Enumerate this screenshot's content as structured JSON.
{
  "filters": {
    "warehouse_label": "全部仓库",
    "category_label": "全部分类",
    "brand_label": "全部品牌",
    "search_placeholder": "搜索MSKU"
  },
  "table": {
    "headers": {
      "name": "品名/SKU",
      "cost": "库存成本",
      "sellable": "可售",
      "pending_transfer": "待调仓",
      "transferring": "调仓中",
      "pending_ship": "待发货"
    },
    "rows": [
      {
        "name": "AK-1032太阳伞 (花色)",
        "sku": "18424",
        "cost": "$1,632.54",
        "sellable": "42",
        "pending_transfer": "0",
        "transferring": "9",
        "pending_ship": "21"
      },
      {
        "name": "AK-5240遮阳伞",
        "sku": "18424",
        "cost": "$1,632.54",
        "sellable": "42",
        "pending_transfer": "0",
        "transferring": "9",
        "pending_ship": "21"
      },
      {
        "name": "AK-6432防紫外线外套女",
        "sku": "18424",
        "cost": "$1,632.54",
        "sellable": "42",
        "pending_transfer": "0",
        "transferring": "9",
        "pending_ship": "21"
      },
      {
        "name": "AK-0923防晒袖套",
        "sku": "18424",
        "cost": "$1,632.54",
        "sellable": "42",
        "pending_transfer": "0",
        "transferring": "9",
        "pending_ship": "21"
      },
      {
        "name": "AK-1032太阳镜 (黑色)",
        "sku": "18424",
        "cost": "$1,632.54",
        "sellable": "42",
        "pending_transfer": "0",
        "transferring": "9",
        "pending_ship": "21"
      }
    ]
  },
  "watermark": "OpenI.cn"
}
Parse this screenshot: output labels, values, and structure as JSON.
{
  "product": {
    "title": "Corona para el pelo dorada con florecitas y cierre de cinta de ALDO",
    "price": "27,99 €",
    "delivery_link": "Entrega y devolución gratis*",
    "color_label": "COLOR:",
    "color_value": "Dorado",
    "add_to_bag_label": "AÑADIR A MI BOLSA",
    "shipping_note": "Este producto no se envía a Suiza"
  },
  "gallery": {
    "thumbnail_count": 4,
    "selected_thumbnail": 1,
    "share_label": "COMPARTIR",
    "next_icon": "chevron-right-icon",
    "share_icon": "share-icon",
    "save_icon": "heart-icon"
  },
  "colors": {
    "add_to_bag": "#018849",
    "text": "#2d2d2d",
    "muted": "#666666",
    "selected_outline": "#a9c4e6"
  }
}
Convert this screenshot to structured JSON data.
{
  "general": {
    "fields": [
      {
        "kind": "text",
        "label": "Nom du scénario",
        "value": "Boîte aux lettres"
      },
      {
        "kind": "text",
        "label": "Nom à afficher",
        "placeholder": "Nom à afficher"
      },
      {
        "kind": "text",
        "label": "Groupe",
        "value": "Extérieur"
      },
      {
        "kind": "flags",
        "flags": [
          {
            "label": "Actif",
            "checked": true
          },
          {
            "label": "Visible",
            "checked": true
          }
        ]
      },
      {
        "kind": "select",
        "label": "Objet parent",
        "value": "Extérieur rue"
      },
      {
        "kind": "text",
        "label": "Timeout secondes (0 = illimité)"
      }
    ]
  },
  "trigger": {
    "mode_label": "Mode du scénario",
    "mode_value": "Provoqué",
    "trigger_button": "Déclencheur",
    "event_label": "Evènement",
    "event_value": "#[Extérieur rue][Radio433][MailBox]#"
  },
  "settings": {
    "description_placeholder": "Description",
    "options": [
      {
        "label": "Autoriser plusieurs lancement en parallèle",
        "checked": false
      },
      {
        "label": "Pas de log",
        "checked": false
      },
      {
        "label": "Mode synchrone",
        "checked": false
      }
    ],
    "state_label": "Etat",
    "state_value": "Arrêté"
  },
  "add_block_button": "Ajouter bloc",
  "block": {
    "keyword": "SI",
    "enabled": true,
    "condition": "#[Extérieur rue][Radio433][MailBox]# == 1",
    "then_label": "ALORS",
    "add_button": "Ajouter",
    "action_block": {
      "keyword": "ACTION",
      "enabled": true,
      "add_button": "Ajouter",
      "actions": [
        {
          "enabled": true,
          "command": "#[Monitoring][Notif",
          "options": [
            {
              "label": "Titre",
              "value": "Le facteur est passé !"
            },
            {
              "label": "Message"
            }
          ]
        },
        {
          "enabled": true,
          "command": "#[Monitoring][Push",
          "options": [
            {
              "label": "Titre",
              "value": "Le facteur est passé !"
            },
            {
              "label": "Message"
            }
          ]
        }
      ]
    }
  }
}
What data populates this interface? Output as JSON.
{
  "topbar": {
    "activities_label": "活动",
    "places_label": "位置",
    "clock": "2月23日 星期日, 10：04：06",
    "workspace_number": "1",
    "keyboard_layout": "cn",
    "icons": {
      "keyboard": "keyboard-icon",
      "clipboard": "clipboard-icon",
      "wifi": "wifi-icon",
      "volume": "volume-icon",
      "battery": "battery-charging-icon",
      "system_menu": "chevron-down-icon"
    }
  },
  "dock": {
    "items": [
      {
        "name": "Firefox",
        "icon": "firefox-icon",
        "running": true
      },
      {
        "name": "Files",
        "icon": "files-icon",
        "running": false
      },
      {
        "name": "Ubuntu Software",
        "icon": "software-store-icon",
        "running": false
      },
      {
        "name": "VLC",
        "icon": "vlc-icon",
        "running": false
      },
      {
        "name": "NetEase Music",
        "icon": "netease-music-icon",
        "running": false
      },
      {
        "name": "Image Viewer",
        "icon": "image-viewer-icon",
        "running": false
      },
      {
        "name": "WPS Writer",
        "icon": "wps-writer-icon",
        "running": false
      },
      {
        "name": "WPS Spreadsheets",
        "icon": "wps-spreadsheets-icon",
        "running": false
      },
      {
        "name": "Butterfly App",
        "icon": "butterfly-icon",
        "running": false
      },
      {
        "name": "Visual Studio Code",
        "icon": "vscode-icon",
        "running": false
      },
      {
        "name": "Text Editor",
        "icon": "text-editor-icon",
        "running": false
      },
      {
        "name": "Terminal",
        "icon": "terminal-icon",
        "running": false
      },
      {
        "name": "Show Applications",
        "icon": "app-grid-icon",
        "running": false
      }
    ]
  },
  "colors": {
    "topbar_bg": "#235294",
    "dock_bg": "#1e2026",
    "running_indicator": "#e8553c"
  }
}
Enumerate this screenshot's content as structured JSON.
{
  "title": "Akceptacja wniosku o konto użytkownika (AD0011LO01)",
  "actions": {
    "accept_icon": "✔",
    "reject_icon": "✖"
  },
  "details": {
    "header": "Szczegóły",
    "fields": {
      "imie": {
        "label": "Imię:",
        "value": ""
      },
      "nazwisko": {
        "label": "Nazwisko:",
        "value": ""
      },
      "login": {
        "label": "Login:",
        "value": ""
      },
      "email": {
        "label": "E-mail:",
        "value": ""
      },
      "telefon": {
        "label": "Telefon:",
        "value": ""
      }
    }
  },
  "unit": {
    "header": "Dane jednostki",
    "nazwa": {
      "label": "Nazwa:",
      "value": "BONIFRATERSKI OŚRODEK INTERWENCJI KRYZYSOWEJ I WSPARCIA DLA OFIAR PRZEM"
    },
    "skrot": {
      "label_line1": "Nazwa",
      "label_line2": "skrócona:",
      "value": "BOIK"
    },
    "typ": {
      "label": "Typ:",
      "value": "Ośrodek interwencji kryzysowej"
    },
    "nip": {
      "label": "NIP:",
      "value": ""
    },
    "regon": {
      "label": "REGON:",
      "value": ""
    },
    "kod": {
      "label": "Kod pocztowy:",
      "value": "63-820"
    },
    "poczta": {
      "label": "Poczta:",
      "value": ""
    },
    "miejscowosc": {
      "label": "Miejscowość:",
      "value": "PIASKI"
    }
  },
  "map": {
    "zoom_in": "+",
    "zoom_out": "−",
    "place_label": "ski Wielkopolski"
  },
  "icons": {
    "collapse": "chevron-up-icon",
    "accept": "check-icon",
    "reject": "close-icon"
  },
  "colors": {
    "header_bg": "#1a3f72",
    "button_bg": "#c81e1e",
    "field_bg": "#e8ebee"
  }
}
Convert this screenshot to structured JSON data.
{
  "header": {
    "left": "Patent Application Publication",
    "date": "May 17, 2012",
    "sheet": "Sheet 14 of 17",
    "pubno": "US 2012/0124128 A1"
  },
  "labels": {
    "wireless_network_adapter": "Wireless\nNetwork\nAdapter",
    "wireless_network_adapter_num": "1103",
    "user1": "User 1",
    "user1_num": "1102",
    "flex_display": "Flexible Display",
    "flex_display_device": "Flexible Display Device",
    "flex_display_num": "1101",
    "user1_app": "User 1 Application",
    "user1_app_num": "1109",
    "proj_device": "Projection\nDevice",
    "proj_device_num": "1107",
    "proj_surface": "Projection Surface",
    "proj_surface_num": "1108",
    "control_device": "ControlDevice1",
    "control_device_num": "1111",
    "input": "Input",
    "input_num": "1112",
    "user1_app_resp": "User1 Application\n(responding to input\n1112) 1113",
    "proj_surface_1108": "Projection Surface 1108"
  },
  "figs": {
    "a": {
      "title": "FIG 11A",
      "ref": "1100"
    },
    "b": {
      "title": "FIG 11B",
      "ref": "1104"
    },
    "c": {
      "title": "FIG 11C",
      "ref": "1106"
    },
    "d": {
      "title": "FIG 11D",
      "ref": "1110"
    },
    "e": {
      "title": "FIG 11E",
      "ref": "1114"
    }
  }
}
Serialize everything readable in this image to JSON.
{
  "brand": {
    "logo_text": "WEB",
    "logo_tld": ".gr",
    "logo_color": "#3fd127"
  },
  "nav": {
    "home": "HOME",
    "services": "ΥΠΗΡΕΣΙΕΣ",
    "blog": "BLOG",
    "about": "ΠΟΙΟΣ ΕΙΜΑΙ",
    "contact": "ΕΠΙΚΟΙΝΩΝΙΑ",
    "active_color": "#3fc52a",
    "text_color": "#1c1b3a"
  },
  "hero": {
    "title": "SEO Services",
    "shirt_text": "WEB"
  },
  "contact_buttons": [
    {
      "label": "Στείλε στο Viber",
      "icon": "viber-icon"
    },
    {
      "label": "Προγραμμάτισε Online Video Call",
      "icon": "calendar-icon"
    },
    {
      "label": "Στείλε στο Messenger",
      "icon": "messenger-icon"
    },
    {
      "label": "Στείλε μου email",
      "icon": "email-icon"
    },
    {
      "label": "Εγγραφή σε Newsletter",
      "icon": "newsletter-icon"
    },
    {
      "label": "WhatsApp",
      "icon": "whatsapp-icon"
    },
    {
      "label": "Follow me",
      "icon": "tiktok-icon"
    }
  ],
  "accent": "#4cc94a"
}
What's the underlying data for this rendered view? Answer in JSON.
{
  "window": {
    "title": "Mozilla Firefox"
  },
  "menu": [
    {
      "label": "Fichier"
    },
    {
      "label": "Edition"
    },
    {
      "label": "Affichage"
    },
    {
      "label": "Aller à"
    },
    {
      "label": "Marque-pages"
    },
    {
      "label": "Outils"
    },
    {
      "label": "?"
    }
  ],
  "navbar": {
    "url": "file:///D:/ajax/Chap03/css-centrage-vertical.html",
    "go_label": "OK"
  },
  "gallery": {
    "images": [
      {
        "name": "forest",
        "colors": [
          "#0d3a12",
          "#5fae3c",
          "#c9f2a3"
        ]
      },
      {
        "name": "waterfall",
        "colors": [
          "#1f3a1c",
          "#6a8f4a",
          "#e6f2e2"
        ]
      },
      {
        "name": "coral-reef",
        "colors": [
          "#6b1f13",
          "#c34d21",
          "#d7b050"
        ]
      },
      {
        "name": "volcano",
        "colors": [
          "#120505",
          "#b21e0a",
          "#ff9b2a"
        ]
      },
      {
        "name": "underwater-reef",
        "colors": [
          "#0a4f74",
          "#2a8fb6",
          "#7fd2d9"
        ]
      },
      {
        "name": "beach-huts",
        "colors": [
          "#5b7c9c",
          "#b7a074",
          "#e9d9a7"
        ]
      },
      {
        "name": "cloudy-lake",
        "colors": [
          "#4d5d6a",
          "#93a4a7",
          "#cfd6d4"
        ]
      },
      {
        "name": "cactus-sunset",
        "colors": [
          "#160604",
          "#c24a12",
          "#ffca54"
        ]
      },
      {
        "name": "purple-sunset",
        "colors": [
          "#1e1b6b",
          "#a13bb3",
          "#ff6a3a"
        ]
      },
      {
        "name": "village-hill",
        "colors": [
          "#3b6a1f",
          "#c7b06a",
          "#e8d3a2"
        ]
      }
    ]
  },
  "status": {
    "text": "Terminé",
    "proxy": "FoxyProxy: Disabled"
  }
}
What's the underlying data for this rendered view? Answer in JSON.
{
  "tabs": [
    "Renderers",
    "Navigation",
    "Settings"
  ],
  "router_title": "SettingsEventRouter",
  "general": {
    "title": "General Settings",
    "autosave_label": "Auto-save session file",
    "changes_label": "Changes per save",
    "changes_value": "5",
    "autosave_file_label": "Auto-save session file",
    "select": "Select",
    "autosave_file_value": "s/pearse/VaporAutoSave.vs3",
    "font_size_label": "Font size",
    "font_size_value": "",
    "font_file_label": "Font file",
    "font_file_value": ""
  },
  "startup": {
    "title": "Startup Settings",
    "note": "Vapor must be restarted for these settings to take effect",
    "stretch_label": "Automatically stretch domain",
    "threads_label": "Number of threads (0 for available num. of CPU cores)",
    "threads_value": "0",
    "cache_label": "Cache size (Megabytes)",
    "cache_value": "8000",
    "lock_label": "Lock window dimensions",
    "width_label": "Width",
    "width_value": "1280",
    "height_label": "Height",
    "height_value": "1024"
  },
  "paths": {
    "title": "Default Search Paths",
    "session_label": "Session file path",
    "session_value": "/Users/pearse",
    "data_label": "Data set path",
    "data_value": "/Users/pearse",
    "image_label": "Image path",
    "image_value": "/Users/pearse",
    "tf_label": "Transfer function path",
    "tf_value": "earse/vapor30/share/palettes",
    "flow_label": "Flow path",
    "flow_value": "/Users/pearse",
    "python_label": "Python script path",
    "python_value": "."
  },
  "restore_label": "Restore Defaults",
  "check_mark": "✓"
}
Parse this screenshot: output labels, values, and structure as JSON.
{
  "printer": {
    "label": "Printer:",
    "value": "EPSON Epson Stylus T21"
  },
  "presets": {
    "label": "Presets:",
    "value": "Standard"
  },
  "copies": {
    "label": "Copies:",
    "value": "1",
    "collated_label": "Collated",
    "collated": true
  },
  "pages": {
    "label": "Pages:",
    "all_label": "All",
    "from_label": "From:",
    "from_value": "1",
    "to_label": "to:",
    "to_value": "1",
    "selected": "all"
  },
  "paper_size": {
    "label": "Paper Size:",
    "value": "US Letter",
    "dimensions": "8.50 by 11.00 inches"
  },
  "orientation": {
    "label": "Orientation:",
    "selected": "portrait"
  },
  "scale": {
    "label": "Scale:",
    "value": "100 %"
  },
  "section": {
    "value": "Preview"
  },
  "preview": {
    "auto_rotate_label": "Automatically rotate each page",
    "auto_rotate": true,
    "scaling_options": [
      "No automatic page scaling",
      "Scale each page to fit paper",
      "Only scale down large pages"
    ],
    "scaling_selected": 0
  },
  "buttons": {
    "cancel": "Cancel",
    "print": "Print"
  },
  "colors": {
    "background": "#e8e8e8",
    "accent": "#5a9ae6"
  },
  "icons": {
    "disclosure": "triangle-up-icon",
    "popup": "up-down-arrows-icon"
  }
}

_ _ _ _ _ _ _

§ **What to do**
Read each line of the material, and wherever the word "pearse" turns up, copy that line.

§ **Response to the exercise**
    "autosave_file_value": "s/pearse/VaporAutoSave.vs3",
    "session_value": "/Users/pearse",
    "data_value": "/Users/pearse",
    "image_value": "/Users/pearse",
    "flow_value": "/Users/pearse",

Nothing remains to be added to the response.